What can cause LES malfunction
Caffeine, nicotine, alcohol, food allergies, low stomach acid, acidic fruits, carbonated beverages, sugar, overeating, certain drugs… Obviously, a lot of factors play into LES malfunction. On the bright side, transitioning to a real food diet (perhaps also a grain-free diet, if necessary) will go a long way in fixing the LES.
What is the wrong way to treat heartburn?
Now that we know heartburn/indigestion results from LES malfunction and not high stomach acid, heartburn medications don’t seem very logical. Popping pills to neutralize or inhibit stomach acid may reduce the sensation of heartburn, but it fosters new health issues.
Dangers of modern heartburn treatments
Why is reducing stomach acid with over-the-counter acid neutralizers (bicarbonate of soda, milk of magnesia, Malox, Tums…) or prescriptions (Prilosec, Zantac, Pepcid…) dangerous?
Low stomach acid cannot properly breakdown proteins into amino acids. Lack of amino acids in the bloodstream means less available neurotransmitters which can mean mood disorders like depression. Further, food allergies can result when the undigested proteins escape into the bloodstream.
Low stomach acid fosters imbalanced gut flora. Pathogenic and food borne bacteria, usually killed by the low stomach pH, can make their way into the intestines. Further, lack of acidity in the stomach makes it more hospitable to bacterial growth (and the stomach should be relatively sterile).
Low stomach acid leads to nutrient malabsorption. Specifically, when proteins aren’t fully broken down, B12 absorption is disrupted. Folate and nonheme iron absorption are also affected by low stomach acid.
What is the right way to treat heartburn?
Now that medications and pills are out of the question, what is the real heartburn cure? First, strengthen the LES by transitioning to a nourishing diet (get this book, if you don’t have it yet) . In many cases, it is necessary to identify and remove allergens from the diet with the help of a naturopath or alternative health practitioner. In more serious cases, rebalance the gut flora and treat the food allergies with a grain-free, healing diet like the GAPS diet.
Next, look into taking hydrochloric acid supplements (HCL) and digestive enzymes with meals. This helps your body break down and absorb the nutrients in your food and can reduce heartburn. Preferably, work with a naturopath to when starting HCL supplementation. If that is not an option, determine your optimal HCL dosage (that link also suggests specific brands of HCL/pepsin supplements).

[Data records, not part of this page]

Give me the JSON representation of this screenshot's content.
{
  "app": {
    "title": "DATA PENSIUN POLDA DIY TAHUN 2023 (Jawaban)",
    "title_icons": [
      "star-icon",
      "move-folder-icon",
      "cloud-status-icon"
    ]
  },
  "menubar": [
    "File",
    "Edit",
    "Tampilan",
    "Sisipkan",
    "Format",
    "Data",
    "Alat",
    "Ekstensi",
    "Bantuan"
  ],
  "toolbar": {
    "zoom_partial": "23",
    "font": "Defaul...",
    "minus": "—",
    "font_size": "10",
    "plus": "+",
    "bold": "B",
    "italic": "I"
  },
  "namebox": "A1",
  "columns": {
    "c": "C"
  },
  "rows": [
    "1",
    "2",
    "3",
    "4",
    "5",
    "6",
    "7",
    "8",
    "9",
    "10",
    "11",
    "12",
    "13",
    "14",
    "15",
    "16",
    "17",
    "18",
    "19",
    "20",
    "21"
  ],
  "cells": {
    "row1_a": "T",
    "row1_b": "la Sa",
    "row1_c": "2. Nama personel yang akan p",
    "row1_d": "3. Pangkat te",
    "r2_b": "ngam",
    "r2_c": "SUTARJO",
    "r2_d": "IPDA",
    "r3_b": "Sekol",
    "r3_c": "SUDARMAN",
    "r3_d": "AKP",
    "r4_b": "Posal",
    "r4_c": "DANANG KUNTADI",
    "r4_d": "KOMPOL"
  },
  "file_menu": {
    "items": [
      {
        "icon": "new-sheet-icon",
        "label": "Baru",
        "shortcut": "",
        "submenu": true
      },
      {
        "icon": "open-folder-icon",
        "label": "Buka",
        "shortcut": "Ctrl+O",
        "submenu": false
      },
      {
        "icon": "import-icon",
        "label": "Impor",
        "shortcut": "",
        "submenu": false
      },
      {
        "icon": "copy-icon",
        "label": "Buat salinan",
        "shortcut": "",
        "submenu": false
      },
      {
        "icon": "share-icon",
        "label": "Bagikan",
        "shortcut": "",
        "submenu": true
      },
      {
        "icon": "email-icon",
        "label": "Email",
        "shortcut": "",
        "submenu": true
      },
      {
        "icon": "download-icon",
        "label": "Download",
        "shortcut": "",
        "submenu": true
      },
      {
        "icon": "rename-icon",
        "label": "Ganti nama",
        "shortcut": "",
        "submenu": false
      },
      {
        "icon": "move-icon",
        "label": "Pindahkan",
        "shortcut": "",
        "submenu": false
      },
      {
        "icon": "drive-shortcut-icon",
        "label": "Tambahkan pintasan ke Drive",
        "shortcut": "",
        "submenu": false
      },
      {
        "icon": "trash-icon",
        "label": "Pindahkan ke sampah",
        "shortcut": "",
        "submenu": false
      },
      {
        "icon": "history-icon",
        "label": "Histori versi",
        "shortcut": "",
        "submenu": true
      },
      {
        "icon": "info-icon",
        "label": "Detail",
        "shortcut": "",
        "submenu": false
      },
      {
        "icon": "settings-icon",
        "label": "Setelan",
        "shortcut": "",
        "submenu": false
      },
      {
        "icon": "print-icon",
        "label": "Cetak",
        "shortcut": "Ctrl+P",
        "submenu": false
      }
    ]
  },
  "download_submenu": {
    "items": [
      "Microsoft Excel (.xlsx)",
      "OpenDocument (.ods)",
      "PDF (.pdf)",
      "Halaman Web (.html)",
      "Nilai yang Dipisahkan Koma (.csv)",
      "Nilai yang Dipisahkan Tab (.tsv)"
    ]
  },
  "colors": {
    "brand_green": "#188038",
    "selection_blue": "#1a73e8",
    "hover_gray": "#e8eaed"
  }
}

Do you struggle with heartburn? Do you take HCL and/or digestive enzymes?
Images: #1 from SXC, #2 from Free Digital Photos